The ancient Slavs had no written language, no literature. But when, in 988, Prince Vladimir accepted Christianity, he built a school in Kiev. There boys were taught to read and write using the Slavonic alphabet created for the Bulgarian Slavs by the brother-missionaries, Sts. Cyril and Methodius. One of the graduates of this school, a boy called Nestor, became Russia's first writer.
Nestor was very humble. He wrote a lot about other people, praising their holy lives, but he wrote almost nothing about himself. We don't know who his parents were, but he must have been from a distinguished family since h e knew a lot about the political life of his time. He was well-read in the writings of the Church Fathers and ancient philosophers, which were found in the library of the church of St. Sophia in Kiev. Most of these books were in Greek, which tells us that Nestor must have known the Greek language.
In 1073, at the ageof 17, Nestor came to live in the recently founded Caves Monastery near Kiev. He was made a monk by Abbot Stefan and later became a deacon. It was there at the monastery that he was asked to write the Life of St. Vladimir's two sons, the young princes Boris and Gleb, who were cruelly murdered by their older brother Yaropolk soon after their father died in 1015. Nestor's account of the lives of these two innocent Christian confessors was the first chapter in Russian hagiography (lives of saints), and was for hundreds of years a favorite reading of the Russian people. Nestor also wrote the Life of St. Theodosius, cofounder of the Caves Monastery, whom he had known personally.
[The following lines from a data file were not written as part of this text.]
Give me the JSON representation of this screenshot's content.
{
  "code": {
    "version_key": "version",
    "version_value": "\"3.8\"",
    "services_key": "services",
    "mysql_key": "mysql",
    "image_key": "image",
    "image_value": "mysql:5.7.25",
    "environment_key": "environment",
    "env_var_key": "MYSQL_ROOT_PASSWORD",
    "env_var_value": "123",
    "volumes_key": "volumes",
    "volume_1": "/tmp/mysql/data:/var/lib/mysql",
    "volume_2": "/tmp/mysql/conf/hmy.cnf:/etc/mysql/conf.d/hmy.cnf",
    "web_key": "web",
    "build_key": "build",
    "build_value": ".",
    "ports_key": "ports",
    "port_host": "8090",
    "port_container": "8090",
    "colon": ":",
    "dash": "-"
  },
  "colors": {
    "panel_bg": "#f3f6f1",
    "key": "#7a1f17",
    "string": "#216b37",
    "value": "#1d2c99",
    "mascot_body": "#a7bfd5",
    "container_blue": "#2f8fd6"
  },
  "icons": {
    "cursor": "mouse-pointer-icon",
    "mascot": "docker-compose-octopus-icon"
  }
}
Both of these Lives formed chapters in Nestor's major work, the Chronicle. He called it "The Tale of Bygone Years." It describes the main events from the very beginnings of the Russian Land up to the year 1110. This work, to which Nestor devoted some 20 years of his life, remains to this day the most important source for our knowledge about the early history of Russia. The Chronicle is more than a diary of events"; it is penetrated by Nestor's love for his people, his concern for political unity and his Christian consciousness and love for God's saints.
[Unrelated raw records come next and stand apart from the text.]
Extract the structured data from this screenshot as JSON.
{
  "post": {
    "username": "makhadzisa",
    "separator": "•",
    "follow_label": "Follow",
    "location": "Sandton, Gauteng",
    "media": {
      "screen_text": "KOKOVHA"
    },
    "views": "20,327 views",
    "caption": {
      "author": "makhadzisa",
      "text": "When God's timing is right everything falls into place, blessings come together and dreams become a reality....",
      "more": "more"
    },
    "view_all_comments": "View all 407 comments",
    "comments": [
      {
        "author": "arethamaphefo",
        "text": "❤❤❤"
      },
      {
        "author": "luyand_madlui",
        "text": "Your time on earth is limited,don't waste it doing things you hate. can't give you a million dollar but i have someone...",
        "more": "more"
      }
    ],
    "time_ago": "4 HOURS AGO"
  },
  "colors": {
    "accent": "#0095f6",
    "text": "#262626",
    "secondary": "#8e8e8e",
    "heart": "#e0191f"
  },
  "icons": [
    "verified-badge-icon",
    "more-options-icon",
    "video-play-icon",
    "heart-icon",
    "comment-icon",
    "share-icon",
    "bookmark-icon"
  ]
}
Nestor died in 1114 after a long life. He is commemorated by the Church on October 27.
Subscribe (and order back issues) to
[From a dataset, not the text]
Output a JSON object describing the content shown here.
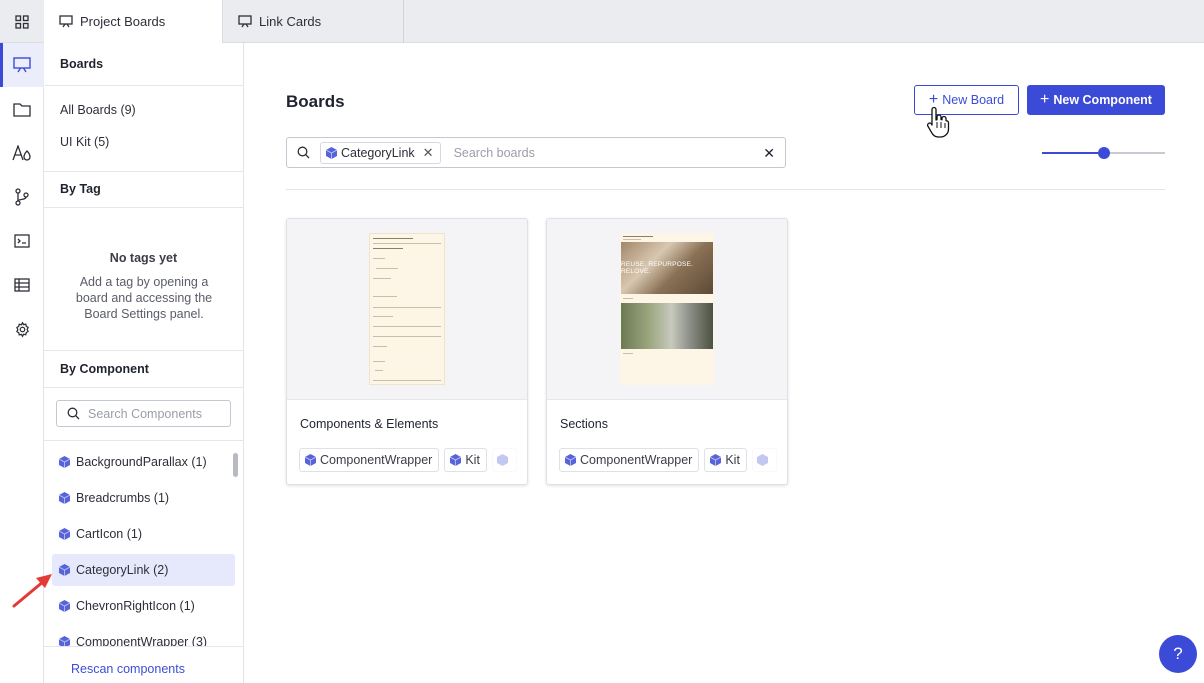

Order Books from Orthodox America
If you note problems with this site, please contact the Webmaster
© 1998-2006 by Nikodemos Orthodox Publication Society